Connecting state and local government leaders
Utah is the latest to recognize decentralized autonomous organizations as legal entities, as state leaders wrestle with the future of smart contracts and corporate governance.
As states slowly embrace decentralized autonomous organizations as a new method of corporate governance and reckon with the potential impacts of blockchain technology, a handful are on a path to legally recognizing DAOs.
The Utah State Legislature passed a bill earlier this month to provide DAOs with legal recognition and limited liability, calling them “Utah LLDs,” similar to limited liability companies (LLCs), which is how private companies are traditionally structured in the United States. The bill now heads to Republican Gov. Spencer Cox for his signature or veto.
Favored by fans of cryptocurrency, DAOs do not have a central authority like traditional businesses, which are typically governed by a board of directors and C-level executives who are responsible for decisions. Instead, power is distributed to individual members of the DAO—who own digital tokens to be participants and who make decisions and cast votes as a collective. DAOs have been hailed as a more bottom-up, democratic method of corporate governance.
All votes and activity of a DAO are posted on a blockchain and so are publicly viewable. DAOs have been formed to streamline cryptocurrency transactions, but they can also facilitate smart contracts and other decentralized business decisions.
Utah would be one of a small minority of states so far to recognize DAOs as legal entities. Vermont was the first to do so in 2018, when lawmakers created a specialized entity known as a “blockchain-based limited liability company.” Then Wyoming and Tennessee followed suit with regulations of their own to accommodate DAOs in business law.
Meanwhile, New Hampshire’s Commission on Cryptocurrencies and Digital Assets recommended in its own report this year that the state offer limited liability protections to DAOs.
The embrace of DAOs from Utah lawmakers comes as states look at the possibilities of blockchain and how to attract businesses that take advantage of the technology.
“State governments are still in the early educational stages of learning about blockchain,” said Miles Fuller, head of government solutions at tax compliance software company TaxBit. “You have some people, particularly state legislatures, that see this as the wave of the future, a technological infrastructure that can be very beneficial to society.”

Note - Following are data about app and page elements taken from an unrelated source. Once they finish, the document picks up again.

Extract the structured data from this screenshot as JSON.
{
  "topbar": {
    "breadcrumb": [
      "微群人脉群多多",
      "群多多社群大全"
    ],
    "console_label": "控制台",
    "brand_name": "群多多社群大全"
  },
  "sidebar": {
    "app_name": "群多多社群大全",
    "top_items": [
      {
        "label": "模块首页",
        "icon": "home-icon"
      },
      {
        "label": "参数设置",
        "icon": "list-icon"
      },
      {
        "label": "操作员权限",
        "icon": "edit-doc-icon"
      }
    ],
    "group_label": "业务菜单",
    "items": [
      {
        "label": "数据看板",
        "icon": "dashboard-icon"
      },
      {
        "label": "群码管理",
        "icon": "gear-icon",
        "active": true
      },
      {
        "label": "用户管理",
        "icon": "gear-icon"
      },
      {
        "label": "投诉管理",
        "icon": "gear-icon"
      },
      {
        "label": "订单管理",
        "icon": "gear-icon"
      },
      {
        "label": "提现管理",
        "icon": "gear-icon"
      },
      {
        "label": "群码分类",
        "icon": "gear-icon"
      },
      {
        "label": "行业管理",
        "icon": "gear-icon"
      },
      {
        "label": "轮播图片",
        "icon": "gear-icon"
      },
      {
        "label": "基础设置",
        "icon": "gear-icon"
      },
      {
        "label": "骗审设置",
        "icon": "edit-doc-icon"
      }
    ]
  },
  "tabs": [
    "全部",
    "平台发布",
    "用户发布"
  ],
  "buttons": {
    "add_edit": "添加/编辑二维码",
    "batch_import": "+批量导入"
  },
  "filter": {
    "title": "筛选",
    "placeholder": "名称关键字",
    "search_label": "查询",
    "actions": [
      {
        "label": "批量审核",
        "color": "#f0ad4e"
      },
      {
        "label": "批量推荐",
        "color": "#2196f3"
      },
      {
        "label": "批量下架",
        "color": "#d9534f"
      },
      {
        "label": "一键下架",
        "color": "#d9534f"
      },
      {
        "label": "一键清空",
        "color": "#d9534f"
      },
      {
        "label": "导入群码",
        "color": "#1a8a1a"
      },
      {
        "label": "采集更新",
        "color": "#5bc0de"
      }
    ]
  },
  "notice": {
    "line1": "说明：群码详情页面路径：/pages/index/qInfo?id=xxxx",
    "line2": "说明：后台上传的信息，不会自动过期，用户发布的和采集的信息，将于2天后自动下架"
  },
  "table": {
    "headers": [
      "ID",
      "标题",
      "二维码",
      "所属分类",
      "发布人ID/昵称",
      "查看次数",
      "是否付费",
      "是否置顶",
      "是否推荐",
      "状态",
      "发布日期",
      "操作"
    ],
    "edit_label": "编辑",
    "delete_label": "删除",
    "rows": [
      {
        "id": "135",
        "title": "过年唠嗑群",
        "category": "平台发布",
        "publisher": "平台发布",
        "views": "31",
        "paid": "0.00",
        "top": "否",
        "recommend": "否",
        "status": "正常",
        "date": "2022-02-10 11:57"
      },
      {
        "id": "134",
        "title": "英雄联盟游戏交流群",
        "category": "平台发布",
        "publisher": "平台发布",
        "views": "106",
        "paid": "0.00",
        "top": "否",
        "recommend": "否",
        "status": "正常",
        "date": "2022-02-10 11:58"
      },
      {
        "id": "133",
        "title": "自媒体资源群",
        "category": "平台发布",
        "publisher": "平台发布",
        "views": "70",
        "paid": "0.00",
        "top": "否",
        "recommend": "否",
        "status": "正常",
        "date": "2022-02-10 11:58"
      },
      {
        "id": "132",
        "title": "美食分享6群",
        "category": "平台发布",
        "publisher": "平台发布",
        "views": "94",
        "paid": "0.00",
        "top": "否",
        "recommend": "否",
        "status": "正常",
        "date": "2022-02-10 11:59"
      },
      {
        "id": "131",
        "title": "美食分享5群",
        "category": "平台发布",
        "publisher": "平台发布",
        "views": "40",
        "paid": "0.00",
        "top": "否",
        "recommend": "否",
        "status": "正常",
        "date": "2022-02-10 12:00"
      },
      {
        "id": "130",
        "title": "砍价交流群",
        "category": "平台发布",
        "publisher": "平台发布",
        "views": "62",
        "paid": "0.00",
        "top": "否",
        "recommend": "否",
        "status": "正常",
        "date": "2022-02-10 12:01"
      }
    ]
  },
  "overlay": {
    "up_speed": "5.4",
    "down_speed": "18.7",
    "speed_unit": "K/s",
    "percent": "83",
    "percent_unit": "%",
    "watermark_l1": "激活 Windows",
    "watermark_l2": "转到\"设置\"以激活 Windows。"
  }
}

Fuller added that states are less concerned about blockchain’s use for cryptocurrency and more about “how the technology can become the backbone for better transparency and less friction in transactions between people and at the state level.”
Other states interested in blockchain’s potential are also exploring the potential of DAOs. In its report on the technology last year, the Texas Work Group on Blockchain Matters called on the state legislature to avoid crafting entity-specific laws for DAOs, so as to recognize the “significant flexibility” of DAOs and not reduce the entity options available to them.
In an interview at the time, Carla Reyes, the work group’s chair, said DAOs could “flatten the governance structure” and make production more profitable for the people involved. For example, it could help incentivize artists, who traditionally have had low returns on their investment, she said.
A Wyoming DAO known as American CryptoFed, the first to be legally recognized in the state and the nation, hit an obstacle earlier this year when it became the subject of an enforcement action by the Securities and Exchange Commission after it tried to register its two tokens. Company officials reportedly said they are not concerned about the SEC’s action.
Interestingly, Wyoming was the first state to enact a law creating LLCs, when it did so in 1977 based on plans designed by the Hamilton Brothers Oil Company. LLCs were slow to catch on nationwide due to questions from the IRS over how they would be treated in federal tax law. By 1996, every state had its own LLC law.
Fuller said the growth of DAOs at the state level is moving faster than the expansion of LLCs did, partly because the blockchain technology that underpins DAOs is a “shiny object” that legislators believe could have “powerful value.” He also noted that lawmakers may see DAOs’ structure as aligning with the “evolving cultural values for our citizenry that they want more engagement directly with management” and more transparent corporate decision-making.